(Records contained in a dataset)
++++++

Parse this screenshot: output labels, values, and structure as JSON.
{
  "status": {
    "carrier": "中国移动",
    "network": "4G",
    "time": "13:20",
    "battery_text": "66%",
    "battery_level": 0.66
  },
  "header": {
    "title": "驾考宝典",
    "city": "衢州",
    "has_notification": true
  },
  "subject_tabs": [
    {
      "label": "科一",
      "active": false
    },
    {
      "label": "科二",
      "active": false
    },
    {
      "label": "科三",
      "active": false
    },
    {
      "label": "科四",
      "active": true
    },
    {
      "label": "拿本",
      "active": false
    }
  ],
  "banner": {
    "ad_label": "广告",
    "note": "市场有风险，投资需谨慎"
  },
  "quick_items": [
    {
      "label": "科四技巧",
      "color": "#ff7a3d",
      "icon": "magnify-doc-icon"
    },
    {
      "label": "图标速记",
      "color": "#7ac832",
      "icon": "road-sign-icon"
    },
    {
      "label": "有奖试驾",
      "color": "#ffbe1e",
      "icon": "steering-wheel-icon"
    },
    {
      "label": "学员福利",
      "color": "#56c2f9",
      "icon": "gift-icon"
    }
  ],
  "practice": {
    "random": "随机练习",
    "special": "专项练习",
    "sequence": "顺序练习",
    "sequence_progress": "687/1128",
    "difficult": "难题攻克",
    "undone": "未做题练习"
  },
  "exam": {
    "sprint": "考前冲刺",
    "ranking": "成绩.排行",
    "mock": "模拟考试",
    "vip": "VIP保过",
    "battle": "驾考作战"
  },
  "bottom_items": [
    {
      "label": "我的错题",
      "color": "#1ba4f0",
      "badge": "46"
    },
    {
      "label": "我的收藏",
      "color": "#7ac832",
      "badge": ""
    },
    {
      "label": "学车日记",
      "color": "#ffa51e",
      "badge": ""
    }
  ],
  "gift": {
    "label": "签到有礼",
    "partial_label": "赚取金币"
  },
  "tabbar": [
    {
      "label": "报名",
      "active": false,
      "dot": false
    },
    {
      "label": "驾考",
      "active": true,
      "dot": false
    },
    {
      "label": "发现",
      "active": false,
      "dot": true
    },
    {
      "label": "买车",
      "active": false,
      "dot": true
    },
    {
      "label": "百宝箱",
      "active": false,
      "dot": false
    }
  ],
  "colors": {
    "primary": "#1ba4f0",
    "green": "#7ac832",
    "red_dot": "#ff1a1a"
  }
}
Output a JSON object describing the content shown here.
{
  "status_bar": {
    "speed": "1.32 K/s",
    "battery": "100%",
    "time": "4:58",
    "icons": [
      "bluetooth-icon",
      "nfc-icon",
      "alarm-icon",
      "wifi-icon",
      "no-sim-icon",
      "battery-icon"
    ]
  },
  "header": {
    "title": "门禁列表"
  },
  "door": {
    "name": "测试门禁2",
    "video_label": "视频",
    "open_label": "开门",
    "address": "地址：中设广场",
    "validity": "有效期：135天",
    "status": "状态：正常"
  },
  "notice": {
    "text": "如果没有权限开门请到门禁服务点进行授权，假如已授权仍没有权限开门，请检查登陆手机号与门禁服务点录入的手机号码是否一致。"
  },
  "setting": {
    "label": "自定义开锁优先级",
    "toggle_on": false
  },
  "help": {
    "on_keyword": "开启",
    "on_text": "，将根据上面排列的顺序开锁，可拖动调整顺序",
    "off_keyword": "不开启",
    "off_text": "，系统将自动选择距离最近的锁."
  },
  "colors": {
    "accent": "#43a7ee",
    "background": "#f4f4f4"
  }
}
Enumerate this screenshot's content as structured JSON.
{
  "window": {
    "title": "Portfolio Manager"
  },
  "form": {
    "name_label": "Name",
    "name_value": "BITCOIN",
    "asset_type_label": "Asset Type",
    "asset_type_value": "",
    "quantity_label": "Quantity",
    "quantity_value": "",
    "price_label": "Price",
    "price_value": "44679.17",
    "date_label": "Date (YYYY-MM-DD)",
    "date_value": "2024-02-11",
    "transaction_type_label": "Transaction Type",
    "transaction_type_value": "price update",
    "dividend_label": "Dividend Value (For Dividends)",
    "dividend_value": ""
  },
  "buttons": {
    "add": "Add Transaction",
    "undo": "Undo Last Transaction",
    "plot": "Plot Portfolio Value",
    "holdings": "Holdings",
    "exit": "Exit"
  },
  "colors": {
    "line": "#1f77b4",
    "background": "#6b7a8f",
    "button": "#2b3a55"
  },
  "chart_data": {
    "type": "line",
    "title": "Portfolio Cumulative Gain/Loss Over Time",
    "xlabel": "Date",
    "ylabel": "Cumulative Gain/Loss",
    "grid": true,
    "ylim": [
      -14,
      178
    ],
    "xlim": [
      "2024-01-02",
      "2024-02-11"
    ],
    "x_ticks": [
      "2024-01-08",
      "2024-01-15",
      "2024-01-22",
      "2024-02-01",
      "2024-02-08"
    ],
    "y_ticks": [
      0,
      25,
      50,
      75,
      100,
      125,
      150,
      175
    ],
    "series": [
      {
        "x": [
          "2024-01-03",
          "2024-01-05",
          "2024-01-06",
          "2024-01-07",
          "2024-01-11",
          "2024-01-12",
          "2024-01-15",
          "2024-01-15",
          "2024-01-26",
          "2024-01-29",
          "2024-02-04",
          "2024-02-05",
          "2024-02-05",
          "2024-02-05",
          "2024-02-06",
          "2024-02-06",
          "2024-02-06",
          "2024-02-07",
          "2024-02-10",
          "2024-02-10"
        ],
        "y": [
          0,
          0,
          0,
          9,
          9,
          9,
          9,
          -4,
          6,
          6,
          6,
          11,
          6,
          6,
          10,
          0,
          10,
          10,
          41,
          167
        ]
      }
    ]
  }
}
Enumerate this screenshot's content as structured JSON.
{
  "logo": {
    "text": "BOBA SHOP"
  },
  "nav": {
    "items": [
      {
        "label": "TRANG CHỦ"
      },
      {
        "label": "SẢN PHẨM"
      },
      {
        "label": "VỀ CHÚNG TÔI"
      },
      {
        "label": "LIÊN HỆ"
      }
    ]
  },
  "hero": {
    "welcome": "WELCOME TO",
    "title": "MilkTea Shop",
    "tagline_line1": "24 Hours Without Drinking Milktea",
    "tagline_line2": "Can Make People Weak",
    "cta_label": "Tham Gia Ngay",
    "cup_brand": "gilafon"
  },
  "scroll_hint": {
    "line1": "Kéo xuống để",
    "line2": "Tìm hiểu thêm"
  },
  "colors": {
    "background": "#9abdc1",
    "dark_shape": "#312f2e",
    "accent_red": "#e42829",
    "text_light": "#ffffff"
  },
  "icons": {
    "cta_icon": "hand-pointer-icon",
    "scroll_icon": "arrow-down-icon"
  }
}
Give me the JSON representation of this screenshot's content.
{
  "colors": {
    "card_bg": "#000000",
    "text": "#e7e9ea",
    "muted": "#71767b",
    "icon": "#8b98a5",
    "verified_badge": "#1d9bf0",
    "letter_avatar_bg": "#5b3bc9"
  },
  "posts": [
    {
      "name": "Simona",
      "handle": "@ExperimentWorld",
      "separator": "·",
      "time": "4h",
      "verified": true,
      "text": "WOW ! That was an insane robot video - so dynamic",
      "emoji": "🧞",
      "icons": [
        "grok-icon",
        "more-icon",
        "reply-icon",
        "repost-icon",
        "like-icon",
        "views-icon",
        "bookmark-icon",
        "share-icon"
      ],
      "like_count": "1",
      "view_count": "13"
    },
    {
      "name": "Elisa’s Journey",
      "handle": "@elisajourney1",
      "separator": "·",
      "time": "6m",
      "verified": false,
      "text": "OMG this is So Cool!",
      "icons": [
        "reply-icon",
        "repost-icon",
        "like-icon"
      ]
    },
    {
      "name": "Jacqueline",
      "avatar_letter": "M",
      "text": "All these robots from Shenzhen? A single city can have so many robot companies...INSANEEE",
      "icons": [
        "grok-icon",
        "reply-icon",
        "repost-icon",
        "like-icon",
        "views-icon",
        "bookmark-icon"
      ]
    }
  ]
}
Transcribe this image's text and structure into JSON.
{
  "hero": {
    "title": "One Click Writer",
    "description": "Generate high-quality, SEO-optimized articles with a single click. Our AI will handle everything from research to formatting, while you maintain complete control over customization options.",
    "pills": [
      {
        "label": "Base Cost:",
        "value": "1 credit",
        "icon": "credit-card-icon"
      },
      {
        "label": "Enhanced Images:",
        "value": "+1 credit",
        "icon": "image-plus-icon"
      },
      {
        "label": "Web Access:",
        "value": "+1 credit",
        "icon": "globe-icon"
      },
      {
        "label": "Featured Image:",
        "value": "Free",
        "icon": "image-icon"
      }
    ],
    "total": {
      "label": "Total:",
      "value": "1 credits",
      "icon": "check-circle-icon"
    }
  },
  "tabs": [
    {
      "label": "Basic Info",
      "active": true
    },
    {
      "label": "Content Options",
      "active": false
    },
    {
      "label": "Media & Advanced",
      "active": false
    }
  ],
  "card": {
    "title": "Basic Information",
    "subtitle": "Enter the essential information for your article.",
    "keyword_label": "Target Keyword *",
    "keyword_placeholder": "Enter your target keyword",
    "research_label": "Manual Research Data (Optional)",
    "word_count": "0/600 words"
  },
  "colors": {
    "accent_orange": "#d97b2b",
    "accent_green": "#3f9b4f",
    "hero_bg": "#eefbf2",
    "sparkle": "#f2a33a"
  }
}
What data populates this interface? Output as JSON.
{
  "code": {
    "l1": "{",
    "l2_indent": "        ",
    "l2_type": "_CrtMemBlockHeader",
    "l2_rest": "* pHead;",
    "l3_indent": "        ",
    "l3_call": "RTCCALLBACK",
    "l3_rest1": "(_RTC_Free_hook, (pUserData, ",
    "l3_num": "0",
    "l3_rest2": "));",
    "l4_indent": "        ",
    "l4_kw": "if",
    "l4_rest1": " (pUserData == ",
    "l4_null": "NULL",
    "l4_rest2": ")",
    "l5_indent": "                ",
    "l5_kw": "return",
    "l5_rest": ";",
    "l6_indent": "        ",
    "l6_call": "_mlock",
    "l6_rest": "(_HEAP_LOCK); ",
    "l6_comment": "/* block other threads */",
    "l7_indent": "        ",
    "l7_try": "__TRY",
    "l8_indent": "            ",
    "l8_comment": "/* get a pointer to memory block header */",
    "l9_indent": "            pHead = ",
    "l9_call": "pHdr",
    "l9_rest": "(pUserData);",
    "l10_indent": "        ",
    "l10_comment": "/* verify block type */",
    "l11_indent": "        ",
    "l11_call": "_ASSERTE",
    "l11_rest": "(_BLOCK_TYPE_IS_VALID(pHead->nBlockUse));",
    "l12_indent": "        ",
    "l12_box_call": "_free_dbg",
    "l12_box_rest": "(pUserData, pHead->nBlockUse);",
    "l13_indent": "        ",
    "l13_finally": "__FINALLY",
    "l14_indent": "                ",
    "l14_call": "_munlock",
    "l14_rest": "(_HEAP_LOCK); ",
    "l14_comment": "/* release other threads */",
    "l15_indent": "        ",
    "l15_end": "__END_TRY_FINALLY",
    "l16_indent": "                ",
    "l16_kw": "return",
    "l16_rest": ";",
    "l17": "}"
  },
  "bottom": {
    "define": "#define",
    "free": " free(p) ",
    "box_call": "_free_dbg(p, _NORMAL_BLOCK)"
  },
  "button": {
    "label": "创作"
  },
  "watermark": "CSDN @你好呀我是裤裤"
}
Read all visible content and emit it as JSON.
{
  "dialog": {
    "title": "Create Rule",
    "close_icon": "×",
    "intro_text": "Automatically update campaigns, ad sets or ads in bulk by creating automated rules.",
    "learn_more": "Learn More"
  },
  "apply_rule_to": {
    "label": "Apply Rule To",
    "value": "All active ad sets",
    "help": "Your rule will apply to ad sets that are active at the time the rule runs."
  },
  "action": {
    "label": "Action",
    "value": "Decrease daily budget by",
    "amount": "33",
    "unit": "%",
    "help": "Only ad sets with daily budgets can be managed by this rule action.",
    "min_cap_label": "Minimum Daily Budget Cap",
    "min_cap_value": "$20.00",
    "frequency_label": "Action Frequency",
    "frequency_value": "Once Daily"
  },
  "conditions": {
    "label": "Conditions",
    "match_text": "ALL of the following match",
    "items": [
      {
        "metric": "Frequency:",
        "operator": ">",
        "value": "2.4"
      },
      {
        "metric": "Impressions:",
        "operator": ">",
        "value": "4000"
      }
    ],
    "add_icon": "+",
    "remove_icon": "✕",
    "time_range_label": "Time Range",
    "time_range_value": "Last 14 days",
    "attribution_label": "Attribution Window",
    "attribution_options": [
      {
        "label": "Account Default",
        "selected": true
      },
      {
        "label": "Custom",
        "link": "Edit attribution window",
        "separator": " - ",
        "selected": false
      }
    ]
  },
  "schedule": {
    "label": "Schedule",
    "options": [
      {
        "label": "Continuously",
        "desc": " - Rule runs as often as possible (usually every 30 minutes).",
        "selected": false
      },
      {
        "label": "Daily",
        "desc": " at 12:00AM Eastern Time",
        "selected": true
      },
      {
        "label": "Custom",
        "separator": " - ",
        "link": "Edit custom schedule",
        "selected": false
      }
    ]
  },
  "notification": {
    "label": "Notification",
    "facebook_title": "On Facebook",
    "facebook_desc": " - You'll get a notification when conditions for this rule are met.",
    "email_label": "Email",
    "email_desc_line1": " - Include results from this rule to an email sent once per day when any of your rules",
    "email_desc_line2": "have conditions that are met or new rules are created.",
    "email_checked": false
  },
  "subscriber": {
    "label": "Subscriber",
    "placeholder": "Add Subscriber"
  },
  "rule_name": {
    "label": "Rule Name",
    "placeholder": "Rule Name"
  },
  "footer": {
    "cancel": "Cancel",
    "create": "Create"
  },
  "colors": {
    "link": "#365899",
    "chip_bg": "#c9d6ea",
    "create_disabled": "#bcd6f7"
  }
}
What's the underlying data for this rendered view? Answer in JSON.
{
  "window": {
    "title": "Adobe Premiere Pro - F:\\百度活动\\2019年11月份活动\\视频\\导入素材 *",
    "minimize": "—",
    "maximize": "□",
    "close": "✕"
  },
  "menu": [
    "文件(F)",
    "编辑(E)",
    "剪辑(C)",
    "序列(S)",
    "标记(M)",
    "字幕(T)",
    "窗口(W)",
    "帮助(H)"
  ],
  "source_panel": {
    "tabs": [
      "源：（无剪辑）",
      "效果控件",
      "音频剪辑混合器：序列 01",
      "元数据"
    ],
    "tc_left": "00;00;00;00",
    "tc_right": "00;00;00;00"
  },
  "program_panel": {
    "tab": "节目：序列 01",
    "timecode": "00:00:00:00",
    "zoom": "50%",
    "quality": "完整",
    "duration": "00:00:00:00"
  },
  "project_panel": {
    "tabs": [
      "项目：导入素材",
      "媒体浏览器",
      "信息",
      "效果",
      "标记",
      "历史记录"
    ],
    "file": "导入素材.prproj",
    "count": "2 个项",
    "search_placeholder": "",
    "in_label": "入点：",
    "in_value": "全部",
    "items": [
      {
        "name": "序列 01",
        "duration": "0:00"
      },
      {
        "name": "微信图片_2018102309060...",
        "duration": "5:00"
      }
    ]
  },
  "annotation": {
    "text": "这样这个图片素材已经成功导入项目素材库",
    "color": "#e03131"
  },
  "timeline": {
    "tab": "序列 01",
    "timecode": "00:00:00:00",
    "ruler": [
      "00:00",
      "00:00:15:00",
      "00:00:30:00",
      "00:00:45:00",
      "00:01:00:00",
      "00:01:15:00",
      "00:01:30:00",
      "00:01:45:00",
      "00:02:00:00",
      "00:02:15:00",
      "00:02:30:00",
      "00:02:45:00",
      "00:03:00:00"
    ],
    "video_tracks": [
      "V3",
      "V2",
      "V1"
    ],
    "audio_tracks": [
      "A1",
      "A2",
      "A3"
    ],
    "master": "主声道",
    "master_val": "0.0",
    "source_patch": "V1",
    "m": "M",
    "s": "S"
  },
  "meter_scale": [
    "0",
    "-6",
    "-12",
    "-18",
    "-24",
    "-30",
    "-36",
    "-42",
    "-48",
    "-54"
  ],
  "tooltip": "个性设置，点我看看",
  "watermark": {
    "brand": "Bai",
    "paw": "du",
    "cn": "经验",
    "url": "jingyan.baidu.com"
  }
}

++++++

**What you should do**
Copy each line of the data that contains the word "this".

**Response area**
Parse this screenshot: output labels, values, and structure as JSON.
Enumerate this screenshot's content as structured JSON.
Enumerate this screenshot's content as structured JSON.
Give me the JSON representation of this screenshot's content.
      "text": "OMG this is So Cool!",
Transcribe this image's text and structure into JSON.
What data populates this interface? Output as JSON.
    "help": "Only ad sets with daily budgets can be managed by this rule action.",
    "facebook_desc": " - You'll get a notification when conditions for this rule are met.",
    "email_desc_line1": " - Include results from this rule to an email sent once per day when any of your rules",
What's the underlying data for this rendered view? Answer in JSON.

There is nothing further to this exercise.